▶ [What the task requires] Report every line of the listing below in which the string "JSON" occurs.

** Opening Entries provided block **

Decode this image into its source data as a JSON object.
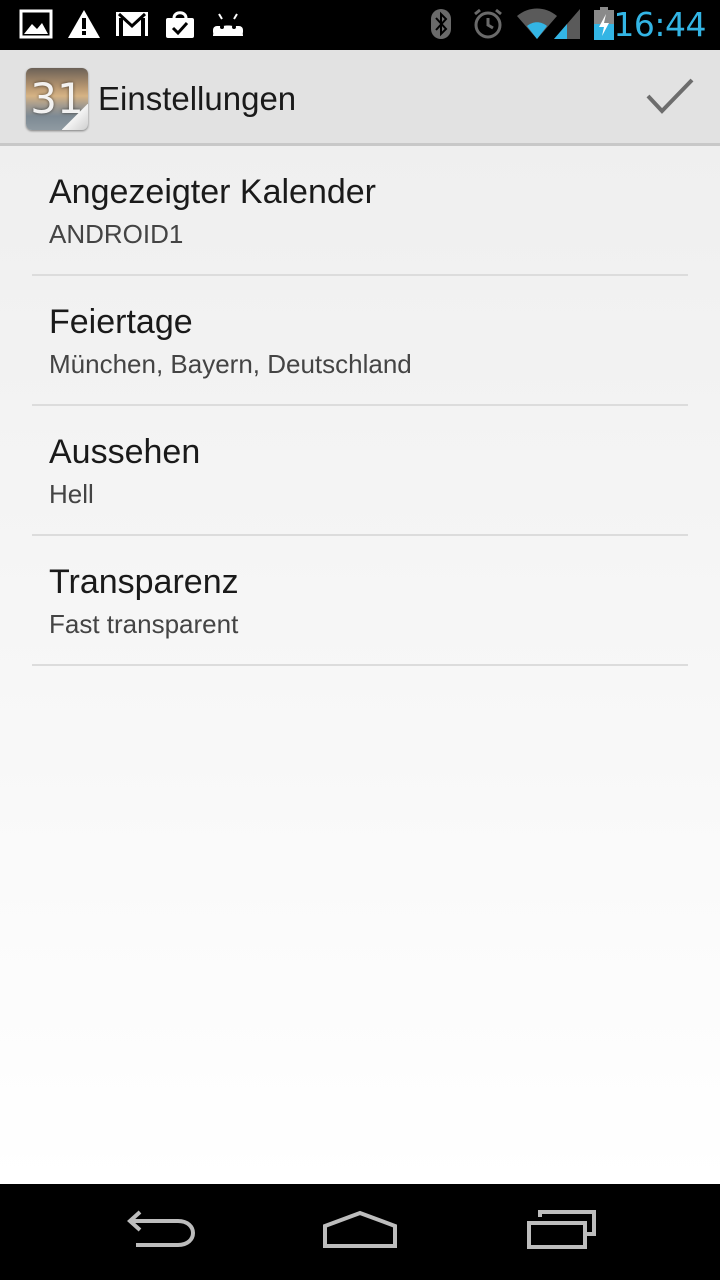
{
  "status_bar": {
    "time": "16:44",
    "notification_icons": [
      "image-icon",
      "warning-icon",
      "gmail-icon",
      "shopping-bag-icon",
      "android-icon"
    ],
    "system_icons": [
      "bluetooth-icon",
      "alarm-icon",
      "wifi-icon",
      "signal-icon",
      "battery-charging-icon"
    ],
    "clock_color": "#33b5e5"
  },
  "action_bar": {
    "app_icon": "calendar-app-icon",
    "app_icon_number": "31",
    "title": "Einstellungen",
    "done_icon": "checkmark-icon"
  },
  "preferences": [
    {
      "title": "Angezeigter Kalender",
      "summary": "ANDROID1"
    },
    {
      "title": "Feiertage",
      "summary": "München, Bayern, Deutschland"
    },
    {
      "title": "Aussehen",
      "summary": "Hell"
    },
    {
      "title": "Transparenz",
      "summary": "Fast transparent"
    }
  ],
  "nav_bar": {
    "buttons": [
      "back-icon",
      "home-icon",
      "recent-apps-icon"
    ]
  }
}
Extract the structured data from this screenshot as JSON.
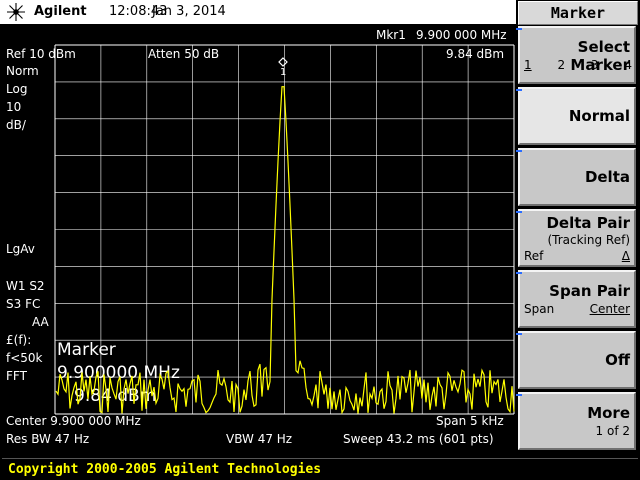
{
  "header": {
    "brand": "Agilent",
    "time": "12:08:43",
    "date": "Jan 3, 2014"
  },
  "marker_readout": {
    "id": "Mkr1",
    "freq": "9.900 000 MHz",
    "level": "9.84 dBm"
  },
  "left_annotations": {
    "ref": "Ref 10 dBm",
    "atten": "Atten 50 dB",
    "norm": "Norm",
    "log": "Log",
    "scale_val": "10",
    "scale_unit": "dB/",
    "avg": "LgAv",
    "w1s2": "W1  S2",
    "s3fc": "S3  FC",
    "aa": "AA",
    "fpound": "£(f):",
    "fk50k": "f<50k",
    "fft": "FFT",
    "marker_title": "Marker",
    "marker_freq": "9.900000 MHz",
    "marker_level": "9.84 dBm",
    "marker_number": "1"
  },
  "bottom_annotations": {
    "center": "Center  9.900 000 MHz",
    "span": "Span 5 kHz",
    "res_bw": "Res BW 47 Hz",
    "vbw": "VBW 47 Hz",
    "sweep": "Sweep 43.2 ms (601 pts)"
  },
  "softkeys": {
    "title": "Marker",
    "select_marker": {
      "label": "Select Marker",
      "options": [
        "1",
        "2",
        "3",
        "4"
      ]
    },
    "normal": {
      "label": "Normal"
    },
    "delta": {
      "label": "Delta"
    },
    "delta_pair": {
      "label": "Delta Pair",
      "sub": "(Tracking Ref)",
      "left": "Ref",
      "right": "Δ"
    },
    "span_pair": {
      "label": "Span Pair",
      "left": "Span",
      "right": "Center"
    },
    "off": {
      "label": "Off"
    },
    "more": {
      "label": "More",
      "sub": "1 of 2"
    }
  },
  "status": {
    "copyright": "Copyright 2000-2005 Agilent Technologies"
  },
  "colors": {
    "trace": "#ffff00",
    "graticule": "#ffffff",
    "softkey_bg": "#c8c8c8",
    "status_text": "#ffff00"
  },
  "icons": {
    "brand": "agilent-spark-icon",
    "marker_diamond": "marker-diamond-icon"
  }
}
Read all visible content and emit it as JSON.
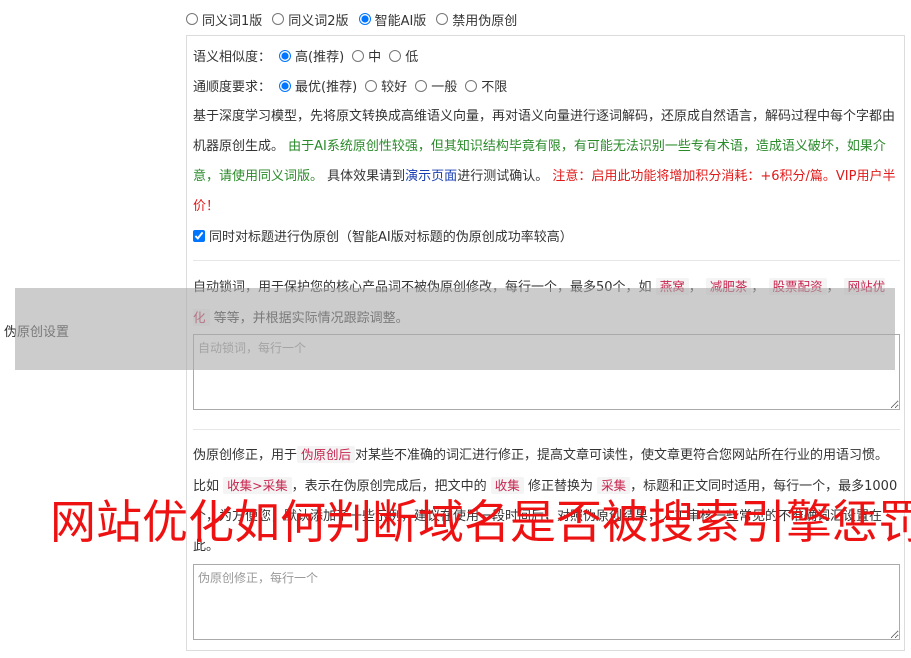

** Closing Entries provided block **

▶ [The completed task]
Decode this image into its source data as a JSON object.
Extract the structured data from this screenshot as JSON.
Read all visible content and emit it as JSON.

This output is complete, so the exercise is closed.